▶ **Task brief**: Say how many lines in the following data hold the word "icon". Write nothing but that number.

=-=-=-=-=

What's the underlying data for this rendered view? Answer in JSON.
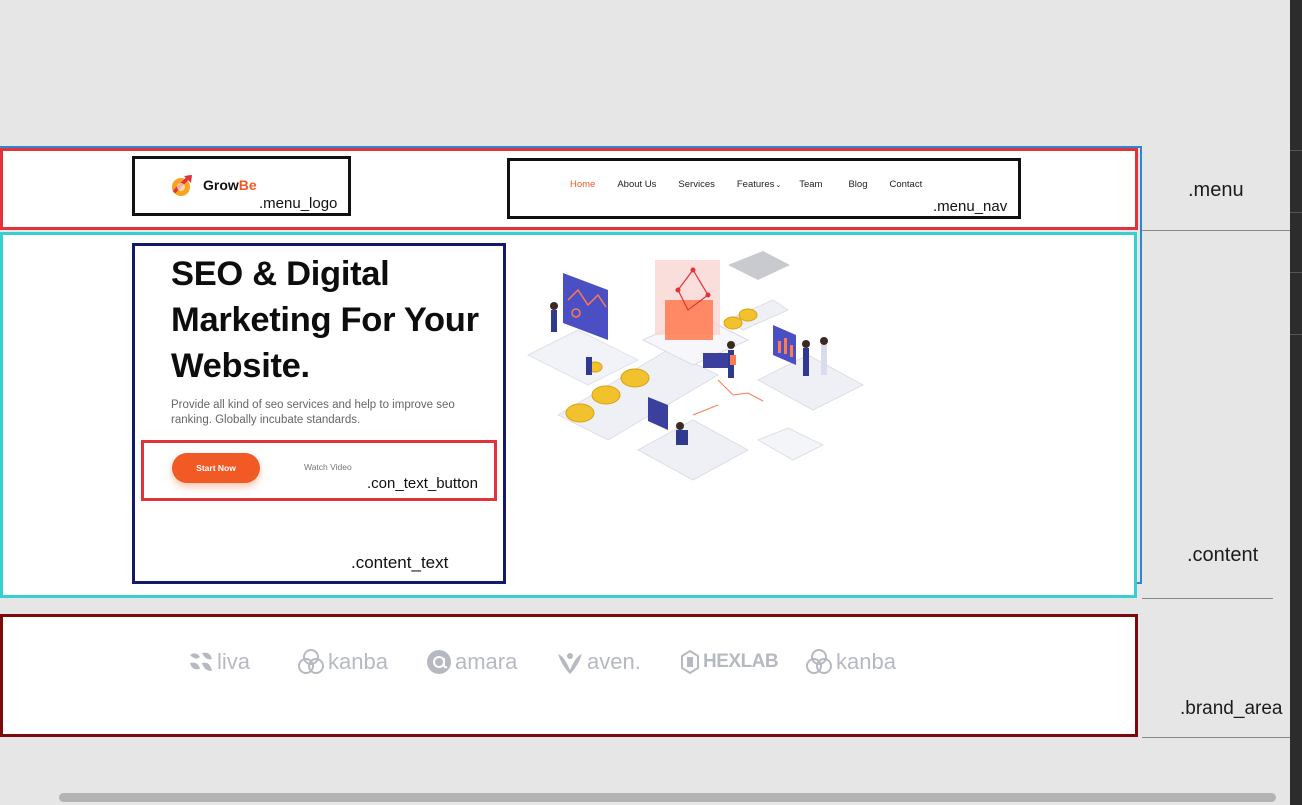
{
  "menu": {
    "logo": {
      "part1": "Grow",
      "part2": "Be"
    },
    "nav": [
      "Home",
      "About Us",
      "Services",
      "Features",
      "Team",
      "Blog",
      "Contact"
    ],
    "active_index": 0
  },
  "hero": {
    "title": "SEO & Digital Marketing For Your Website.",
    "description": "Provide all kind of seo services and help to improve seo ranking. Globally incubate standards.",
    "primary_button": "Start Now",
    "secondary_button": "Watch Video"
  },
  "brands": [
    {
      "name": "liva",
      "icon": "liva-leaf-icon"
    },
    {
      "name": "kanba",
      "icon": "kanba-knot-icon"
    },
    {
      "name": "amara",
      "icon": "amara-at-icon"
    },
    {
      "name": "aven.",
      "icon": "aven-v-icon"
    },
    {
      "name": "HEXLAB",
      "icon": "hexlab-flask-icon"
    },
    {
      "name": "kanba",
      "icon": "kanba-knot-icon"
    }
  ],
  "class_labels": {
    "menu_logo": ".menu_logo",
    "menu_nav": ".menu_nav",
    "con_text_button": ".con_text_button",
    "content_text": ".content_text",
    "menu": ".menu",
    "content": ".content",
    "brand_area": ".brand_area"
  },
  "colors": {
    "accent": "#f15a24",
    "menu_border": "#e2333a",
    "content_border": "#37cfd0",
    "content_text_border": "#131a6b",
    "brand_border": "#7d0a0a",
    "outer_frame": "#2f86d6"
  }
}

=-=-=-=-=

▶ **Written response**: 6